### [Exercise materials]
^^^^^^^^

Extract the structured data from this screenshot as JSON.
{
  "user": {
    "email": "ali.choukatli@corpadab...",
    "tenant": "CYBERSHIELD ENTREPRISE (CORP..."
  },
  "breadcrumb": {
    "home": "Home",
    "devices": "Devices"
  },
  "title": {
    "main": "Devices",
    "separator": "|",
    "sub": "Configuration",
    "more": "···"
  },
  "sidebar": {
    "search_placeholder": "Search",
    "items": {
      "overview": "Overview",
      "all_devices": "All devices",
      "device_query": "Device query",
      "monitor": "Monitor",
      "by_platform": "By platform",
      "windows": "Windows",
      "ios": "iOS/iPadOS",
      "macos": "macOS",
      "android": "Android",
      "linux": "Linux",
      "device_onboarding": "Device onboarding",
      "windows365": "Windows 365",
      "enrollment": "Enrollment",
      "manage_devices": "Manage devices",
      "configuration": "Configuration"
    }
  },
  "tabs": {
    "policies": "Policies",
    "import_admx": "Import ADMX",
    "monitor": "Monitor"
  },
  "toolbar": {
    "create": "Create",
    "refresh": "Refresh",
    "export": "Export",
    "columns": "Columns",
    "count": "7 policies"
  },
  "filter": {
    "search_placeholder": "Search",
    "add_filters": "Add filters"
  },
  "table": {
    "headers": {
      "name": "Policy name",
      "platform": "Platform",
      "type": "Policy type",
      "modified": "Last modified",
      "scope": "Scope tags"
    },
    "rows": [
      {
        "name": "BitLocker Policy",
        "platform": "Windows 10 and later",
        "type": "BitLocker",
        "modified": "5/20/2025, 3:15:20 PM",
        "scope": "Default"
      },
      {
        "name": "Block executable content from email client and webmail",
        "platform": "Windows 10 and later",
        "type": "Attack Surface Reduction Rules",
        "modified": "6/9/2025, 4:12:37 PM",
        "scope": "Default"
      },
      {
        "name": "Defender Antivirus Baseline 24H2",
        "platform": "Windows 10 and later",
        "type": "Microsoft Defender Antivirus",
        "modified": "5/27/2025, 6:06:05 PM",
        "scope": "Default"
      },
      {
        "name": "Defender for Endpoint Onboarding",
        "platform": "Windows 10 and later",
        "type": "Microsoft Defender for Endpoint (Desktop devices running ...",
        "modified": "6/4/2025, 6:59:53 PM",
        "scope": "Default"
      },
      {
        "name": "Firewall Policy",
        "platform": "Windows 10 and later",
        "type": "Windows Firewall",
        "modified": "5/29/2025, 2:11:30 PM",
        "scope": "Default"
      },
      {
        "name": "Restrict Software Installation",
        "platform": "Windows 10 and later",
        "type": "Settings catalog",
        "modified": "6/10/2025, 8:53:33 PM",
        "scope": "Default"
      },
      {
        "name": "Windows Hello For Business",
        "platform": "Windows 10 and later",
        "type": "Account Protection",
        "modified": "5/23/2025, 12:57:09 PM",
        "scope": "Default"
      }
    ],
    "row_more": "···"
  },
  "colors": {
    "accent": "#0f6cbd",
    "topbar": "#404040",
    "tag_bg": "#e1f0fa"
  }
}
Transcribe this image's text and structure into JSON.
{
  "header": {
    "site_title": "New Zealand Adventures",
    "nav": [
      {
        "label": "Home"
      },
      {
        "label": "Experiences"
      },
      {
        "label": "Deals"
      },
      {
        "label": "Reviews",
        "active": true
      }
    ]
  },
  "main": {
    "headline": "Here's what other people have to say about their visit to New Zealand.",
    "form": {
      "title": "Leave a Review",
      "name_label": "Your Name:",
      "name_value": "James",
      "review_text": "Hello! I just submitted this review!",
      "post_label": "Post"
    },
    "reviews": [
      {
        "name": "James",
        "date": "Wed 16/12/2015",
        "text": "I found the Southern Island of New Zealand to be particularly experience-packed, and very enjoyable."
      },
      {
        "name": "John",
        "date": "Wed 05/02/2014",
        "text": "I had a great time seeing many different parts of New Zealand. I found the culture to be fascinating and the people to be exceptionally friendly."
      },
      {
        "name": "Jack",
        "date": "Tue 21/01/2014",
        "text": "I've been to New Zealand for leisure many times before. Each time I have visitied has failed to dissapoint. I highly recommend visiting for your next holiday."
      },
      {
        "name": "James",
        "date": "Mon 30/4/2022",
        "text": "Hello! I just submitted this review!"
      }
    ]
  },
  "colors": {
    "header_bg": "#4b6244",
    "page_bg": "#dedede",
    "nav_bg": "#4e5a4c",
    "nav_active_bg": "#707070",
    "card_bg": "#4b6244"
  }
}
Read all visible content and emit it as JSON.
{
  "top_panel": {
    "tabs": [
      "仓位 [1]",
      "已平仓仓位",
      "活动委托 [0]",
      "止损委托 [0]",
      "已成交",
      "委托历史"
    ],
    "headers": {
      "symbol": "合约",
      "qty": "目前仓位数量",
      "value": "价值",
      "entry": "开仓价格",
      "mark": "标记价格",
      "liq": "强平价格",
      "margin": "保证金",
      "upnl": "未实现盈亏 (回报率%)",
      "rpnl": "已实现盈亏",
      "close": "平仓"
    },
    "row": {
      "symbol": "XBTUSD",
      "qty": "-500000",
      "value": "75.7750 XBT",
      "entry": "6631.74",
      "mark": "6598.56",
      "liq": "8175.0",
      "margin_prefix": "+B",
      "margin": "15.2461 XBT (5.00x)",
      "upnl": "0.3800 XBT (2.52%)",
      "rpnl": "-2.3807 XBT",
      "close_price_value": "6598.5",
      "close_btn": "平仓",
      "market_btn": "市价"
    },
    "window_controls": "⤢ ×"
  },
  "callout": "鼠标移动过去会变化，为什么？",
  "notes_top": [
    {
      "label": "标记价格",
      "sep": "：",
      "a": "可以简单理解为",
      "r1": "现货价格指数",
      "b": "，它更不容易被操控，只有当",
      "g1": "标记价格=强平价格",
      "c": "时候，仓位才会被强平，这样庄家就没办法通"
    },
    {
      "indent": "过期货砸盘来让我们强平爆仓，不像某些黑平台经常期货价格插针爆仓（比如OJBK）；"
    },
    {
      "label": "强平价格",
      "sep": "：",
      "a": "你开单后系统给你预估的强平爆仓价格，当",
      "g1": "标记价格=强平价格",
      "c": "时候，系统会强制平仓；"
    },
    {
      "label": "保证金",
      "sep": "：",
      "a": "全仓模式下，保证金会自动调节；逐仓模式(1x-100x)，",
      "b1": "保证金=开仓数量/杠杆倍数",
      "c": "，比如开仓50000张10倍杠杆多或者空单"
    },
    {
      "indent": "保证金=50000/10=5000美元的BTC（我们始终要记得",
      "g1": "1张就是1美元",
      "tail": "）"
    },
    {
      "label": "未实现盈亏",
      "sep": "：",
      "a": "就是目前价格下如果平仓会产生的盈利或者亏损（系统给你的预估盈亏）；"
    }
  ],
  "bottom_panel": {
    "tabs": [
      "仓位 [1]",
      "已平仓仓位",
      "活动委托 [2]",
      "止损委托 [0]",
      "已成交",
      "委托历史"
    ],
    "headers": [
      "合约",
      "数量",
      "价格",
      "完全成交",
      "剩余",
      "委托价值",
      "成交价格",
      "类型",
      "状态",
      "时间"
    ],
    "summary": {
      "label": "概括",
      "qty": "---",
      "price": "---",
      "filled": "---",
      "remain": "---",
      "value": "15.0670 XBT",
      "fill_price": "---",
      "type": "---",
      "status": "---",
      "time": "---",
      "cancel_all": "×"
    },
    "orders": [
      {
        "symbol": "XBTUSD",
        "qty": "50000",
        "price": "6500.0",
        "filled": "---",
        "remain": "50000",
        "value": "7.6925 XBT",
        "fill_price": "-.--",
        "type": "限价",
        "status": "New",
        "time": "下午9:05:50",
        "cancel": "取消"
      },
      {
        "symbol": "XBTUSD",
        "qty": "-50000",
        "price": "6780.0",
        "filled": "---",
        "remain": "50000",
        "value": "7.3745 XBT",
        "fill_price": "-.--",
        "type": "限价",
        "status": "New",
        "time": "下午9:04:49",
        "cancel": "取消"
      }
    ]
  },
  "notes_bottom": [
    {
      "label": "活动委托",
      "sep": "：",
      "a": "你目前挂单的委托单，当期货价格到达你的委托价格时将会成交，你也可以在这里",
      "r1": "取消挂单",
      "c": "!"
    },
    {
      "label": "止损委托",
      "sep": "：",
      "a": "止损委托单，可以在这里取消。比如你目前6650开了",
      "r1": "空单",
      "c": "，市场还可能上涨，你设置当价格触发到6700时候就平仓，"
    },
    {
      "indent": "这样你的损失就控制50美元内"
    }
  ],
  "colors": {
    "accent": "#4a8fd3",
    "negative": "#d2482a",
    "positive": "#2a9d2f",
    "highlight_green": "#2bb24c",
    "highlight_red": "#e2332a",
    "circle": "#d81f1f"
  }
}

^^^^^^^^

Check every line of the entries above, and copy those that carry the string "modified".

      "modified": "Last modified",
        "modified": "5/20/2025, 3:15:20 PM",
        "modified": "6/9/2025, 4:12:37 PM",
        "modified": "5/27/2025, 6:06:05 PM",
        "modified": "6/4/2025, 6:59:53 PM",
        "modified": "5/29/2025, 2:11:30 PM",
        "modified": "6/10/2025, 8:53:33 PM",
        "modified": "5/23/2025, 12:57:09 PM",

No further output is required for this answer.